The frenzy surrounding SPACs has also attracted the attention of government regulators, who are concerned they may draw in unsophisticated investors.

The Securities and Exchange Commission released a report in December outlining the pros and cons of investing in SPACs, in which it cautioned investors about the potential conflicts involving the SPAC’s management.

Last week, the SEC put out a bulletin warning investors not to base their investing decisions solely on whether a celebrity or star athlete has endorsed the product. The SPAC acquiring WeWork, BowX Acquisition, lists Hall of Famer Shaquille O’Neal as an adviser. Other athletes such as Alex Rodriguez and Stephen Curry have endorsed SPACs or put their own money into a SPAC entity.

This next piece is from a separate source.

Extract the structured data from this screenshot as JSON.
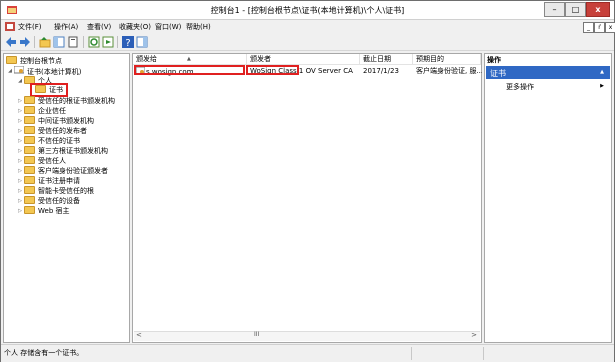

Former Trump economic advisor Larry Kudlow has also created a SPAC.

“It is never a good idea to invest in a SPAC just because someone famous sponsors or invests in it or says it is a good investment,” the SEC bluntly said.


After posting some eye-popping gains in 2020, SPACs have come back to earth. An exchange-traded fund consisting of SPACs and companies taken public through SPAC acquisitions, the Defiance Next Gen SPAC fund, jumped 55% between early November and mid-February. It has since dropped from around $35 to $27 and is down 6.7% so far this year compared to the 4.9% return of the S&P 500.

The declines come as the prospects for an improving economy and a pickup in inflation have driven investors to move money away from some high-flying parts of the market, such as technology stocks.

CHARLOTTE, N.C. (AP) — By Ken Sweet